Crypto Regulation
Australia’s Watchdog ASIC Suing BFS Financial Limited in a Federal Court

The Australian corporate watchdog has filed a lawsuit against the Gold Coast-based entity that controls the digital currency, Qoin, claiming that it misled or otherwise deceived over 80,000 users. The Australian Securities and Investments Commission (ASIC) filed a civil penalty proceeding in the Federal Court against BPS Financial Limited.

ASIC: BPS Financial Limited gave misleading representations and false promises

When the business told customers that the digital currency could be swapped for other cryptocurrencies or Australian dollars on an independent exchange, ASIC claims that the firm made false, misleading, or deceptive representations.

Additionally, it alleges that BPS made false, misleading, or deceptive promises when it said that users might use Qoin to buy products and services from an expanding list of companies and merchants that accept the virtual currency.

ASIC asserted that BPS made false, misleading, or deceptive claims regarding Qoin’s compliance with financial services regulations and the registration, regulation, or approval of the application used to conduct the transaction in Australia.

Director of BPS Financial Limited Tony Wiese said in a statement that the business was looking into ASIC’s activities. He added that BPS would defend the case since it disagrees with ASIC’s stance.

“Our priority continues to be the ecology and technological development of the Qoin project.”

Supposed fabrications

Sarah Court, the vice chair of ASIC, said Qoin had misrepresented itself to customers or investors. According to Court, Qoin merchant numbers have been falling. According to her, there were times when it was not feasible to swap Qoin tokens through independent exchanges, contrary to what BPS indicated in its marketing.

“ASIC is especially worried about the alleged false representation that the Qoin Facility is governed in Australia. We believe that the more than 79,000 people and entities who have been issued the Qoin Facility may have assumed that it was able to comply with financial services laws when ASIC perceives it was not.”

However, Ms. Court further said that businesses that were alleged to utilize the coin diminished the coin investors.
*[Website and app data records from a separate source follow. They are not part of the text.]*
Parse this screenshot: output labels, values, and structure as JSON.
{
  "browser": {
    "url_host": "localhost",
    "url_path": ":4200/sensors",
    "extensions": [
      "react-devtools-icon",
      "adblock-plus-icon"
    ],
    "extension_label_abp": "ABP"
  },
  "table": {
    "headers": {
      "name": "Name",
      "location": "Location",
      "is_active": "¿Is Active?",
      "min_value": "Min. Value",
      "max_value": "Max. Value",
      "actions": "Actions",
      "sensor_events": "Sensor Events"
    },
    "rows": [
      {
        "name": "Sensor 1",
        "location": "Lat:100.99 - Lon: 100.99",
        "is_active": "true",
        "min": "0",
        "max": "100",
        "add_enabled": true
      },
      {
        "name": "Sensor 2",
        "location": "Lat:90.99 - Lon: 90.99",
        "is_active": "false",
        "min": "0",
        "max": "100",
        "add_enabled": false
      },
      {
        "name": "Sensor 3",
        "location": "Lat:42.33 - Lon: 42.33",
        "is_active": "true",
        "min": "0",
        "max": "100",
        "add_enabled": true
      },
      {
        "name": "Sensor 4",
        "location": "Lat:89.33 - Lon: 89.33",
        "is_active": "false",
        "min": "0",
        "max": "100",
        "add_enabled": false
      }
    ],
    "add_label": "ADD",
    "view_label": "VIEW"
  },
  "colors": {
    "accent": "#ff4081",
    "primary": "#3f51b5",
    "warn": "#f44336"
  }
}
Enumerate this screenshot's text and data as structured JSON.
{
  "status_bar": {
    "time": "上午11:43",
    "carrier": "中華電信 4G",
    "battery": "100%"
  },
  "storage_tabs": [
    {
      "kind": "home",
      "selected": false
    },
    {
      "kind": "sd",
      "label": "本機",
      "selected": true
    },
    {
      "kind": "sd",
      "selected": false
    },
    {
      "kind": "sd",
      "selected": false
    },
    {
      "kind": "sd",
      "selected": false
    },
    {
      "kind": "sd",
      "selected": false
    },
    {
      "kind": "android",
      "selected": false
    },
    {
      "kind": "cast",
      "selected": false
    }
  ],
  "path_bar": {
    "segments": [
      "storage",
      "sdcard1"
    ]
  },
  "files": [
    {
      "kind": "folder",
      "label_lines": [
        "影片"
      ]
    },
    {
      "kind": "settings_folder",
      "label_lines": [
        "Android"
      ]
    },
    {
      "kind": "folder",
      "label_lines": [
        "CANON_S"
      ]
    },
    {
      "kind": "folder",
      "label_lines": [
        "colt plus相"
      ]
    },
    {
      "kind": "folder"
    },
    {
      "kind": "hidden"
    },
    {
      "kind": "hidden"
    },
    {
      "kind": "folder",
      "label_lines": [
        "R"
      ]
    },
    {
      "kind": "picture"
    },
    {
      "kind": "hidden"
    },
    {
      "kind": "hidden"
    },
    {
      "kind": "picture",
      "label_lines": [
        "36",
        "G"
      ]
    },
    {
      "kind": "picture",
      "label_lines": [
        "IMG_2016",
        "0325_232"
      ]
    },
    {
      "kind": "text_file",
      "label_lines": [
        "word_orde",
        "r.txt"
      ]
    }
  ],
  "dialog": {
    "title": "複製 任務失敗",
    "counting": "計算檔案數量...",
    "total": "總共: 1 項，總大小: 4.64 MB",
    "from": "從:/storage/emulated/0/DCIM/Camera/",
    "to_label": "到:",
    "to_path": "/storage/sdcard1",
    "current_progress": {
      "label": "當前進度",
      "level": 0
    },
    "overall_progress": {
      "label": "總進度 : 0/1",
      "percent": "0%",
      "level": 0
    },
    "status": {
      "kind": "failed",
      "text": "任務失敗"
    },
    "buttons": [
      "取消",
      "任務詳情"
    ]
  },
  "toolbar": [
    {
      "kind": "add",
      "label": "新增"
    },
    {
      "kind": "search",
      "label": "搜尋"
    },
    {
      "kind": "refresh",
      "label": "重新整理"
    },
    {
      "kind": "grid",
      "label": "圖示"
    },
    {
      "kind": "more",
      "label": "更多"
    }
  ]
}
Despite the early stage of the proceedings, Ms. Court highlighted that the potential fines possibly reach millions of dollars. ASIC will also ask the Federal Court for an order to stop BPS from promoting Qoin the same way it has in the past.

ASIC’s first time

ASIC rose to prominence during their COVID pandemic after releasing a press release citing increased scam cases in the crypto investment sector. This was the first occasion, according to Ms. Court, that ASIC has initiated proceedings looking at a crypto asset category. Whether or not crypto assets are considered financial goods, the entire field of cryptocurrency is still very young. She emphasized that they needed to be extremely explicit about what they were portraying or informing the audience.

This is not the first time we have seen regulatory bodies go after crypto firms. The most common case has been the long ongoing SEC vs. Ripple case. This, however, could prove vital to the accused firm as the cryptocurrency industry is built on trust, which could see many investors migrate from them.